Exercise objective: Which lines in the records below hold the word "muted"? Copy each of them.

━━━━━━━━━━━━━━━━

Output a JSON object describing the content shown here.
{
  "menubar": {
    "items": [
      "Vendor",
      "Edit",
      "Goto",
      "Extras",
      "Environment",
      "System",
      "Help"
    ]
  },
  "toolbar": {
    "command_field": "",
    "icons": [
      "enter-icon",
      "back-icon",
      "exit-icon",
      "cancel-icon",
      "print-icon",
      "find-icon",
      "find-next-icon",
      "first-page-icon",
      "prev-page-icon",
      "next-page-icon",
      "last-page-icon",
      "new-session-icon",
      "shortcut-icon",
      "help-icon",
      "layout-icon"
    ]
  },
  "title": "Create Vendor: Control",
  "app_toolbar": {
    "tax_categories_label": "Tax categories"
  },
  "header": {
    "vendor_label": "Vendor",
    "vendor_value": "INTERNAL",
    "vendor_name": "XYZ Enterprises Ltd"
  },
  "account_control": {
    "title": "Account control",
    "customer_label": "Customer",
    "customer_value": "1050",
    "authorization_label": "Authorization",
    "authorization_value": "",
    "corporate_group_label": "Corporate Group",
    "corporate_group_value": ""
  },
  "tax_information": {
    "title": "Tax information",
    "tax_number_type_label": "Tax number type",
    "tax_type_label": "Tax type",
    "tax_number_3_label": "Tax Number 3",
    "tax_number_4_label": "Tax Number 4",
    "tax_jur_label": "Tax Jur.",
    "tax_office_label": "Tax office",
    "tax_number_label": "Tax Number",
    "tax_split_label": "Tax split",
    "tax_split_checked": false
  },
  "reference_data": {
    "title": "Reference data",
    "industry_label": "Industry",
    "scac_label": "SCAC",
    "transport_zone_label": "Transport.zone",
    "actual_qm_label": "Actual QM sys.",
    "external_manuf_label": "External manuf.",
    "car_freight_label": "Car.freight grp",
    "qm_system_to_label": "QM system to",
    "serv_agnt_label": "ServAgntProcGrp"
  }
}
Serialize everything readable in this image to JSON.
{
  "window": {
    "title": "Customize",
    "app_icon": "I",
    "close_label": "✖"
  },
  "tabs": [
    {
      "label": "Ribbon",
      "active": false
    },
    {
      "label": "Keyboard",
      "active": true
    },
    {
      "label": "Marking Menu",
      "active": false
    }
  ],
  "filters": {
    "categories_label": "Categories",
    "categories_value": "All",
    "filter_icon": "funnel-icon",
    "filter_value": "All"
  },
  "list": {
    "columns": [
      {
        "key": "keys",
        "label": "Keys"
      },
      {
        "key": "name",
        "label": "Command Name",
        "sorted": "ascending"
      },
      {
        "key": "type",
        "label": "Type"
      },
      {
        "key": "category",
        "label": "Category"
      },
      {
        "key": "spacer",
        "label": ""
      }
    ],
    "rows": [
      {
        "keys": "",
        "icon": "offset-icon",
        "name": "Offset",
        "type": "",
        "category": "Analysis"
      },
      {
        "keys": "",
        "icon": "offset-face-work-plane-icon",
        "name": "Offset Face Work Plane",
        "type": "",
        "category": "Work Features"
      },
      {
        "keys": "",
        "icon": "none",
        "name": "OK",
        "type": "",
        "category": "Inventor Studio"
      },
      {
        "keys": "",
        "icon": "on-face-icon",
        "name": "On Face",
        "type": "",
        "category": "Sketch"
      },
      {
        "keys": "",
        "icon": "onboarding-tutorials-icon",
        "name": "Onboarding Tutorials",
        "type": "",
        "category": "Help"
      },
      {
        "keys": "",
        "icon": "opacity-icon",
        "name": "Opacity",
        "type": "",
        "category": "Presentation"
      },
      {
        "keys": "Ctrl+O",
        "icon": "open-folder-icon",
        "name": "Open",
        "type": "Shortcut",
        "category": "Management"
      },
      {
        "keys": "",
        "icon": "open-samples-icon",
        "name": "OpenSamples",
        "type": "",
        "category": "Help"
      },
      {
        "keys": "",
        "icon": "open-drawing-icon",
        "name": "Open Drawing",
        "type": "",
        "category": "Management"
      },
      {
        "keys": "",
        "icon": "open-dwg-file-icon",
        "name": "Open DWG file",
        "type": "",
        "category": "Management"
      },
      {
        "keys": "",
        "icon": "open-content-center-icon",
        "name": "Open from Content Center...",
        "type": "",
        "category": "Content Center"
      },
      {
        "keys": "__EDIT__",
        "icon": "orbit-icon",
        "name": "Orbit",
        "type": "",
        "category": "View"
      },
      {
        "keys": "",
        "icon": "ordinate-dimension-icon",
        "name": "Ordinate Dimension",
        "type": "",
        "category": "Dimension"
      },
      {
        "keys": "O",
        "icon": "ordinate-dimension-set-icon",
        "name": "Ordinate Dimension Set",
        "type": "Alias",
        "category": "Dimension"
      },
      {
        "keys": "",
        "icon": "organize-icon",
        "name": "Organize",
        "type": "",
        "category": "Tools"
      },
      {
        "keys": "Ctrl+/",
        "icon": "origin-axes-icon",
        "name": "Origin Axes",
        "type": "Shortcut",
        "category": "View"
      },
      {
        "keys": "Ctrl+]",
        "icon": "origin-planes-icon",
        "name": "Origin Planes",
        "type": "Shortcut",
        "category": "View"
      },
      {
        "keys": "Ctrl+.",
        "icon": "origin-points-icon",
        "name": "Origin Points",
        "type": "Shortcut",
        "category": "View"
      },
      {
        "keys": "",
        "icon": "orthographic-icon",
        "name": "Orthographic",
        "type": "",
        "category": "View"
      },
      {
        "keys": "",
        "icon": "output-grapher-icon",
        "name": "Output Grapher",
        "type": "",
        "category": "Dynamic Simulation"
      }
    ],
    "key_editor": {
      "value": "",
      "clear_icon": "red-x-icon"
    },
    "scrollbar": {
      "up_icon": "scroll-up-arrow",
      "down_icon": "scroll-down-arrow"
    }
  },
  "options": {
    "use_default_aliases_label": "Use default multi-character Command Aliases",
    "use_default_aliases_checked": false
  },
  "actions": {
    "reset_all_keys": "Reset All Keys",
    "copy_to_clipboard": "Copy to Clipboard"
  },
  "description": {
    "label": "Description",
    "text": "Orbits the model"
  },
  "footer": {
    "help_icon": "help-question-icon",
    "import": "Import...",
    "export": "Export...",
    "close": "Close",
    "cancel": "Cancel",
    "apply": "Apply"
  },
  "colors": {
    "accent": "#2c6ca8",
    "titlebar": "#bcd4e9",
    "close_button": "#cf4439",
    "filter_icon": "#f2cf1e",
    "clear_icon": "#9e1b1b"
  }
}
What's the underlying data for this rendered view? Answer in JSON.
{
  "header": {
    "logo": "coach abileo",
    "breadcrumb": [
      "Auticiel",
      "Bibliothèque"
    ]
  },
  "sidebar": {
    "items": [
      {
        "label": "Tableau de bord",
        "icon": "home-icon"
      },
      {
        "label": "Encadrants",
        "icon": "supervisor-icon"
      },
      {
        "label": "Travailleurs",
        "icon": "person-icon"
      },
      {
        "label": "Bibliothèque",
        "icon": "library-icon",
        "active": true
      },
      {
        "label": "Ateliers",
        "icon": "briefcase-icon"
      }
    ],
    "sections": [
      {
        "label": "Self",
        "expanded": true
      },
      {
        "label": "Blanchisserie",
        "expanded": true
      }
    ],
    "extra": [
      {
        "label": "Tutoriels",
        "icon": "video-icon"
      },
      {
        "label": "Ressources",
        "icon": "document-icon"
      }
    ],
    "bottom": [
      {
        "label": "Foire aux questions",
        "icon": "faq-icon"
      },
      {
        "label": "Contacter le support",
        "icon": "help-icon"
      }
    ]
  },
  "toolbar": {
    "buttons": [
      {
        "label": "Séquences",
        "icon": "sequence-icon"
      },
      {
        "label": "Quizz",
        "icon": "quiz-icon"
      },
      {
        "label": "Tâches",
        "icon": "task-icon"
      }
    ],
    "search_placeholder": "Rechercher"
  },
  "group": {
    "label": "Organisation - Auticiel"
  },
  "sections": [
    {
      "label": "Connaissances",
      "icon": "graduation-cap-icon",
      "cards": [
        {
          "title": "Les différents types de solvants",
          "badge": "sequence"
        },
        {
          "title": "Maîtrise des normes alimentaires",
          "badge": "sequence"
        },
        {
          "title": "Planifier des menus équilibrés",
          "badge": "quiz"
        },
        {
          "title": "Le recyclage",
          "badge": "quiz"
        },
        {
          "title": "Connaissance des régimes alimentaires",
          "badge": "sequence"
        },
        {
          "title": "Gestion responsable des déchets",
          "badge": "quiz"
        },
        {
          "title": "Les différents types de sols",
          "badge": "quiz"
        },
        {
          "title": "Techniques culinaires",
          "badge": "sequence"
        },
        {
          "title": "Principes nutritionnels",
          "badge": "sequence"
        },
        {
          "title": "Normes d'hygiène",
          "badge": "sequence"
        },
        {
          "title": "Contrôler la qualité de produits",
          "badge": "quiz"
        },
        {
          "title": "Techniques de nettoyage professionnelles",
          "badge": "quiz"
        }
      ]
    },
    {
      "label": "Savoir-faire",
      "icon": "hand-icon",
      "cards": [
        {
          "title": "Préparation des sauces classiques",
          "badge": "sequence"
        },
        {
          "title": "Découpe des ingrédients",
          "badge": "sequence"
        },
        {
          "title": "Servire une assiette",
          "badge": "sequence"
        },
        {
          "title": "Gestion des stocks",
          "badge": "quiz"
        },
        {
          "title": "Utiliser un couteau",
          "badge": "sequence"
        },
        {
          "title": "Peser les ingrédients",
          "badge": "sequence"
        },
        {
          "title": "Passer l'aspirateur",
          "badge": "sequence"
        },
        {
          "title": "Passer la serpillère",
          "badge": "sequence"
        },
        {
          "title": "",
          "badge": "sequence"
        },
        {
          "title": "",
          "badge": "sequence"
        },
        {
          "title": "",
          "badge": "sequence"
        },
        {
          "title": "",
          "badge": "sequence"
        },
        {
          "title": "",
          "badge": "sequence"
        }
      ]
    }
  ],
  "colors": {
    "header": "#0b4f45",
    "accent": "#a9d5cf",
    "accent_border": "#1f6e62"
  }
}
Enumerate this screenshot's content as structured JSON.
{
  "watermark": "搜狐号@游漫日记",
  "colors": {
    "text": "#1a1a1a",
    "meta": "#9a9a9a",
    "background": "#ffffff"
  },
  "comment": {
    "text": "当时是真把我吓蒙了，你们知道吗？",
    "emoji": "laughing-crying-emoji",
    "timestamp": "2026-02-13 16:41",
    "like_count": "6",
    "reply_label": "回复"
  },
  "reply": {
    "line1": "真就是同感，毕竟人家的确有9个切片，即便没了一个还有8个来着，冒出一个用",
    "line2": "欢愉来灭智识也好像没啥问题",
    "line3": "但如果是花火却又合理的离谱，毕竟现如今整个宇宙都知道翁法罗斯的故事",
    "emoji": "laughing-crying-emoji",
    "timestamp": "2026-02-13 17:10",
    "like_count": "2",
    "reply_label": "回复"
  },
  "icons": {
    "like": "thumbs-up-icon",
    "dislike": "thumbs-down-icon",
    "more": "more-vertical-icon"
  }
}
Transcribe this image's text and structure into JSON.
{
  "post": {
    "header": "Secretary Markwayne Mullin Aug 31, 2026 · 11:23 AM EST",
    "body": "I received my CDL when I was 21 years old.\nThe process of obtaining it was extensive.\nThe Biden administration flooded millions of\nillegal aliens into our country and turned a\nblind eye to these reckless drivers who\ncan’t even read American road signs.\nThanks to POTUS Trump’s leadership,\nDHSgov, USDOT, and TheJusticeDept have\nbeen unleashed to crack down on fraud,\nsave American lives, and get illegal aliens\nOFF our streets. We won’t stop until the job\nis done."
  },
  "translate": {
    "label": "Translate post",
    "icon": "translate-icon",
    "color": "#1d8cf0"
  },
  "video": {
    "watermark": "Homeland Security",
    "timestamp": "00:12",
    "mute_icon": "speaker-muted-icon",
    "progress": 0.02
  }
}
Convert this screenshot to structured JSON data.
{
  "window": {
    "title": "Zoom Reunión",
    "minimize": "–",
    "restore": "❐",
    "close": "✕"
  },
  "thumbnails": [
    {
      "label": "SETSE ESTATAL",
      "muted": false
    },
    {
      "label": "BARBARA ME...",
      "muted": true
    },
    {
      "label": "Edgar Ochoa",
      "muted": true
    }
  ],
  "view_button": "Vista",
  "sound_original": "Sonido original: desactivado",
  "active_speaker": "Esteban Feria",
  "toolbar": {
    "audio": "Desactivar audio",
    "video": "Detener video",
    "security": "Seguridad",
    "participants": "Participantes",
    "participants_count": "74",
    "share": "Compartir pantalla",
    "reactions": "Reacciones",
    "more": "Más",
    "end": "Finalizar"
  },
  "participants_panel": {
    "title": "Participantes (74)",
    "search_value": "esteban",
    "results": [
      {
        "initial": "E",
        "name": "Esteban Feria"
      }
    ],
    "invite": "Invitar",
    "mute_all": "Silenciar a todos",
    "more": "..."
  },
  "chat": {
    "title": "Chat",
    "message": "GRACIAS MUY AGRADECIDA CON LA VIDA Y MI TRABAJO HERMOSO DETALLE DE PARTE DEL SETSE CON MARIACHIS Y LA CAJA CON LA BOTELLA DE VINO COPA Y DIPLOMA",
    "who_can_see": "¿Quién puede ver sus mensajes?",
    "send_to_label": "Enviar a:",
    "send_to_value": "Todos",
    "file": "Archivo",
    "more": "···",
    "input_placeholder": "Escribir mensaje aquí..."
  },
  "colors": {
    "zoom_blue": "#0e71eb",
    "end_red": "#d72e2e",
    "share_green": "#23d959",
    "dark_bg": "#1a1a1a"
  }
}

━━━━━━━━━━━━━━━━

Exercise output:
    "mute_icon": "speaker-muted-icon",
      "muted": false
      "muted": true
      "muted": true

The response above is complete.